Earlier this year, the Class I Dexter/Pogue specimen 1804 Draped Bust U.S. Silver Dollar (the “Dexter/Pogue 1804 Dollar” for short) was purchased at auction for $3,290,000 — a price tag that may seem steep for other coins, but this isn’t other coins. The purchase price was such a steal, the brand-new owners, coin dealers Kevin Lipton and John Albanese, were able to flip the coin in a private sale not even two days later. It now belongs to prolific collector Bruce Morelan.
PCGS even announced recently that they would display the coin exclusively at their Members Only coin show, July 12-15, 2017. But why was that $3.3 million price a steal? What makes 1804 Dollars so special? Why would you be remiss to miss a viewing opportunity? How rare are these coins?
To answer these questions, we’ll have to look back at the history of these fascinating coins and that of the Dexter/Pogue 1804 Dollar.
Class I Coins, A Misleading Date, Limited Numbers and High Demand
It’s important to note that 1804 Dollars were not struck in 1804. It is believed that the coins were struck years later, around 1834, and meant as diplomatic gifts. The 1804 Dollars struck around this period are considered “Class I,” or original. Decades later, the coins garnered so much favor, they were produced again around 1857 and beyond — hence the “Class II” and later “Class III” examples.
Today, only 15 1804-dated Silver Dollars are known to exist. More importantly, only eight Class I examples are known, and only two Class I examples have graded higher than the PCGS PR65 Dexter/Pogue 1804 Dollar. According to collectibles math, that equates to a rare and valuable prize. The highest-graded Class I 1804 Dollar, PCGS PR68, nearly set the world record for most expensive coin to sell at auction, totaling approximately $10.5 million after the buyer’s fee, but that sum failed to meet the reserve price set.

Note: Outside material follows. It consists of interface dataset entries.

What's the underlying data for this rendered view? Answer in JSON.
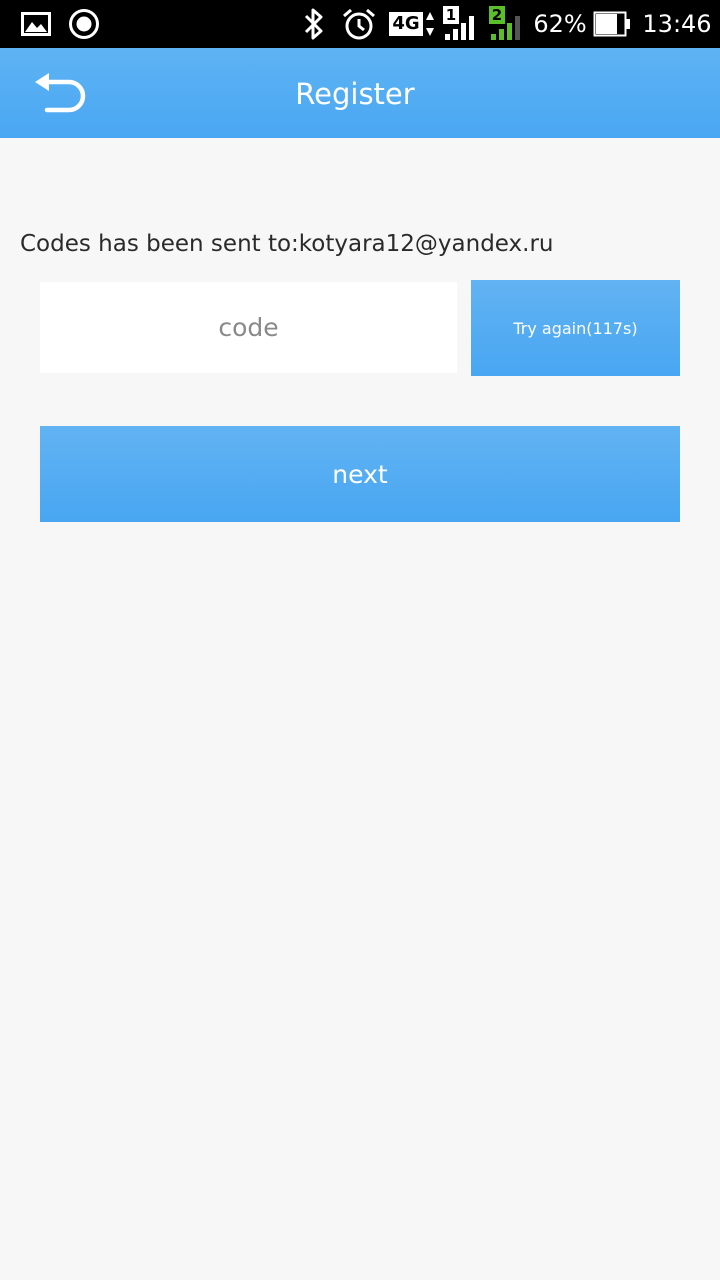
{
  "status_bar": {
    "icons": [
      "image-icon",
      "record-icon",
      "bluetooth-icon",
      "alarm-icon",
      "4g-icon",
      "signal-sim1-icon",
      "signal-sim2-icon",
      "battery-icon"
    ],
    "network": "4G",
    "sim1": "1",
    "sim2": "2",
    "battery": "62%",
    "time": "13:46",
    "colors": {
      "sim2": "#5bbf2b"
    }
  },
  "app_bar": {
    "title": "Register",
    "back_icon": "back-arrow-icon",
    "color": "#4aa7f3"
  },
  "form": {
    "sent_message": "Codes has been sent to:kotyara12@yandex.ru",
    "code_placeholder": "code",
    "code_value": "",
    "retry_label": "Try again(117s)",
    "next_label": "next"
  }
}
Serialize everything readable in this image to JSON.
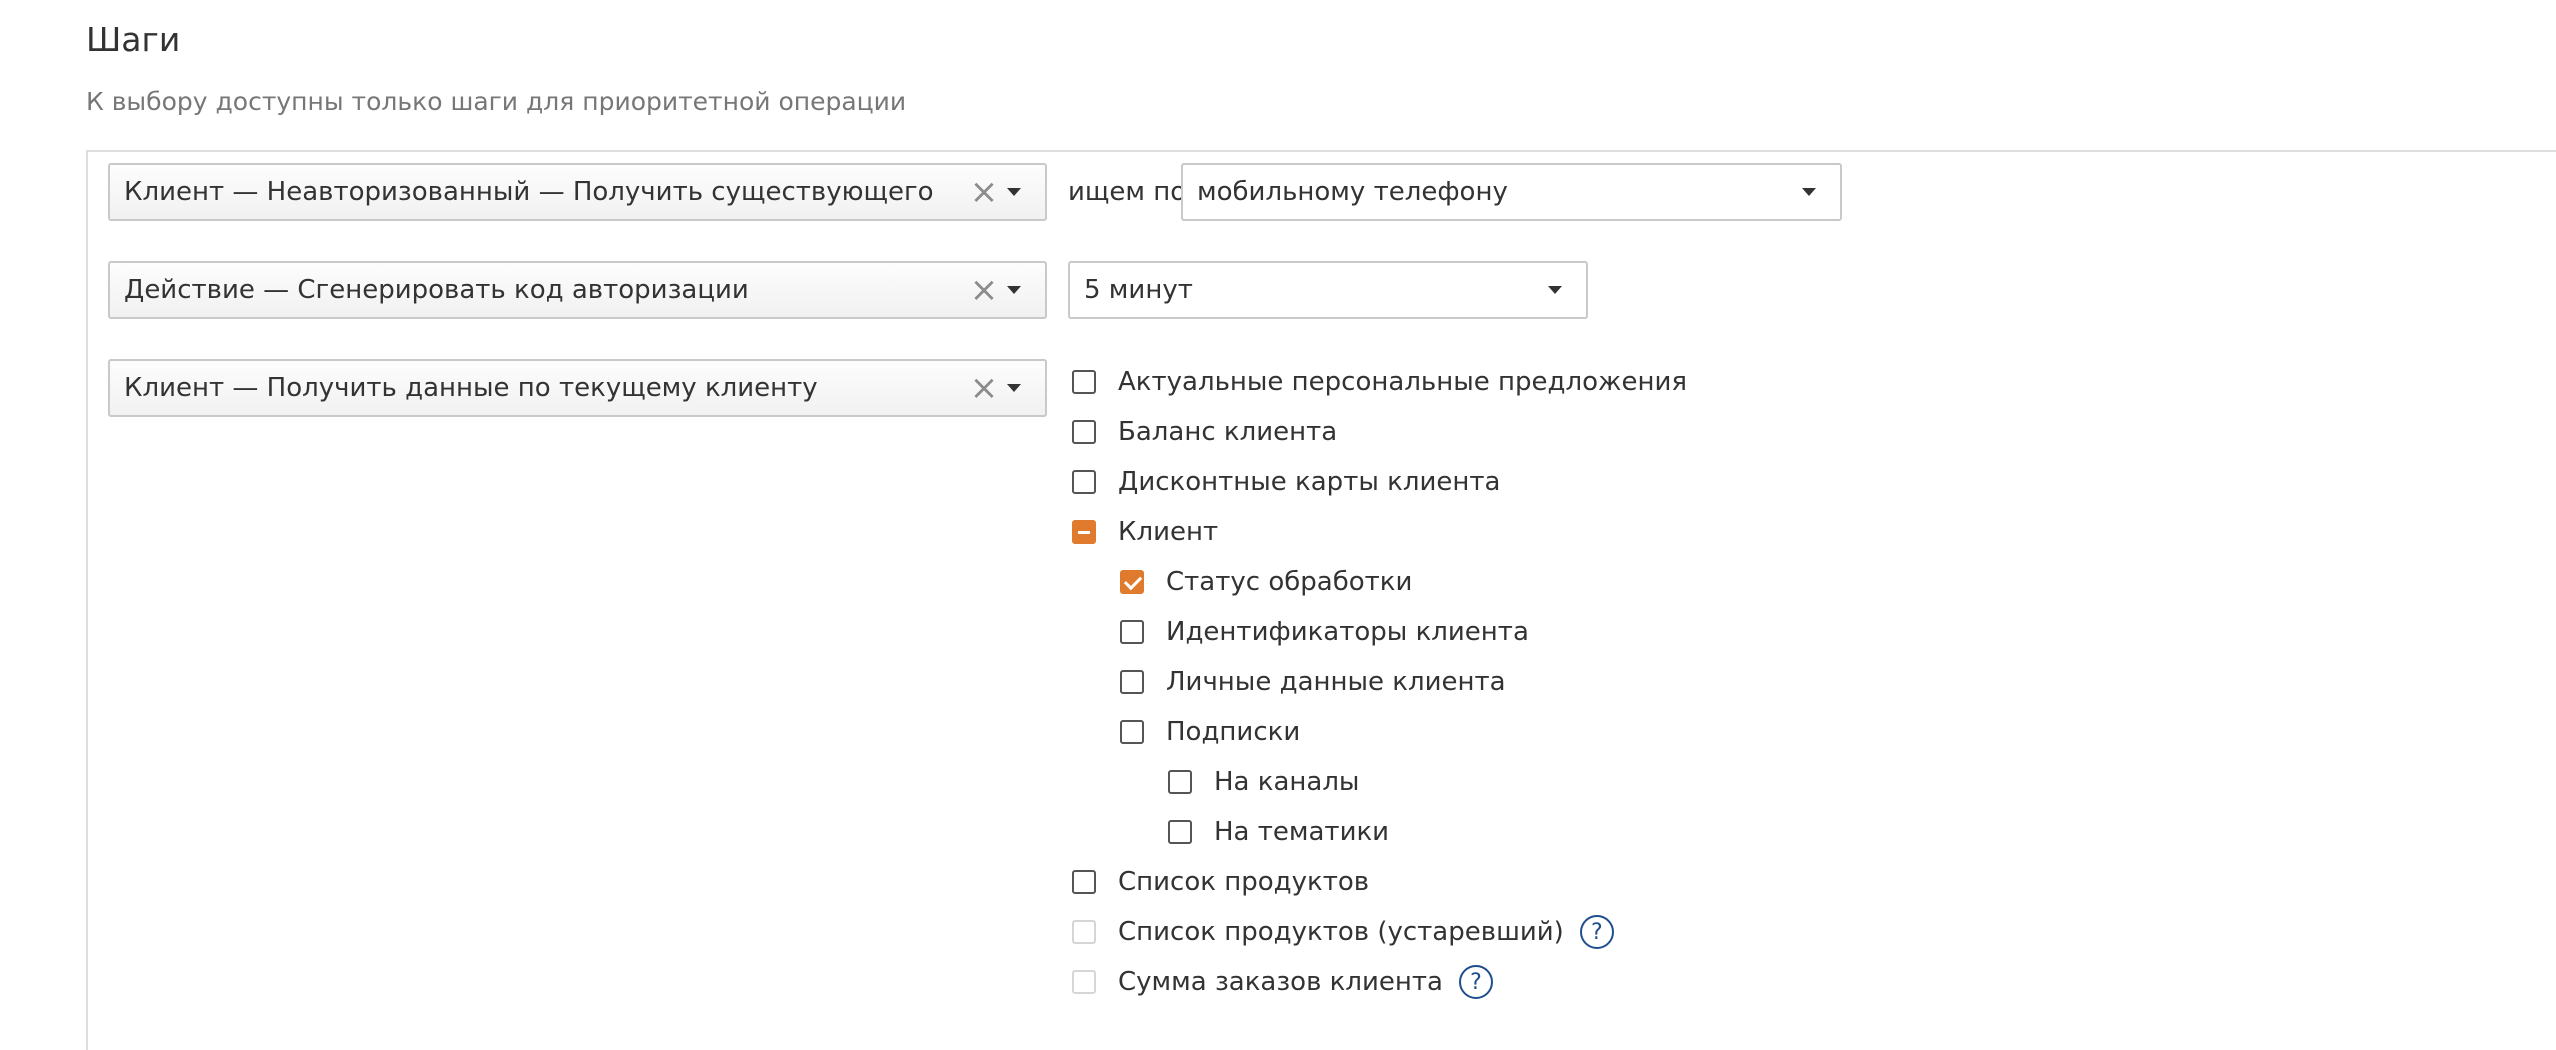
{
  "header": {
    "title": "Шаги",
    "subtitle": "К выбору доступны только шаги для приоритетной операции"
  },
  "steps": [
    {
      "value": "Клиент — Неавторизованный — Получить существующего",
      "param_label": "ищем по",
      "param_value": "мобильному телефону"
    },
    {
      "value": "Действие — Сгенерировать код авторизации",
      "param_value": "5 минут"
    },
    {
      "value": "Клиент — Получить данные по текущему клиенту"
    }
  ],
  "options": [
    {
      "label": "Актуальные персональные предложения",
      "state": "unchecked"
    },
    {
      "label": "Баланс клиента",
      "state": "unchecked"
    },
    {
      "label": "Дисконтные карты клиента",
      "state": "unchecked"
    },
    {
      "label": "Клиент",
      "state": "mixed"
    },
    {
      "label": "Статус обработки",
      "state": "checked"
    },
    {
      "label": "Идентификаторы клиента",
      "state": "unchecked"
    },
    {
      "label": "Личные данные клиента",
      "state": "unchecked"
    },
    {
      "label": "Подписки",
      "state": "unchecked"
    },
    {
      "label": "На каналы",
      "state": "unchecked"
    },
    {
      "label": "На тематики",
      "state": "unchecked"
    },
    {
      "label": "Список продуктов",
      "state": "unchecked"
    },
    {
      "label": "Список продуктов (устаревший)",
      "state": "disabled"
    },
    {
      "label": "Сумма заказов клиента",
      "state": "disabled"
    }
  ],
  "icons": {
    "clear": "close-icon",
    "caret": "chevron-down-icon",
    "help": "question-circle-icon",
    "help_glyph": "?"
  },
  "colors": {
    "accent": "#e07b2e",
    "help": "#1f4e8c",
    "border": "#c9c9c9"
  }
}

That should give you an idea of how coveted these extremely rare coins are, and how valuable they are in high grades. (Fun fact: the current world record-setting coin, the $10 million 1794 Flowing Hair Dollar, also belongs to Morelan.)
A Colorful Past
First offered up for sale by celebrated German coin dealer Adolph Weyl, the coin eventually found its way into the collection of wealthy numismatist James V. Dexter in 1885, thus the name “Dexter specimen.” It is believed that Dexter branded the reverse of the coin with a “D, ” though that remains subject to some debate; William Forrester Dunham owned the coin after Dexter, and longer than anyone else in its history.
Anyways, during the first year of Dexter’s 14 years of ownership, the coin was entrenched in legal battles, stemming from a smear campaign from Dexter contemporary Ed. Frossard, who alleged the coin was a fake. A lawsuit involving S.H. and H. Chapman, the brothers who originally procured the coin from Weyl; the U.S. Mint and Dexter would follow. After only one year of legal headaches, explanations from the Chapmans and numerous interviews of numismatists, the lawsuit was dropped. The coin was authentic, and the Mint would provide documents to ensure such was the case.
So, what we have here is a coin of which only 15 exist, in a category that only eight exist, with a truly unique engraving on the reverse, a coin that was once fought over and recently sold then sold again, not two days later. What we have here is a coin as impressive as its full title is long, the Class I Dexter/Pogue specimen 1804 Draped Bust U.S. Silver Dollar.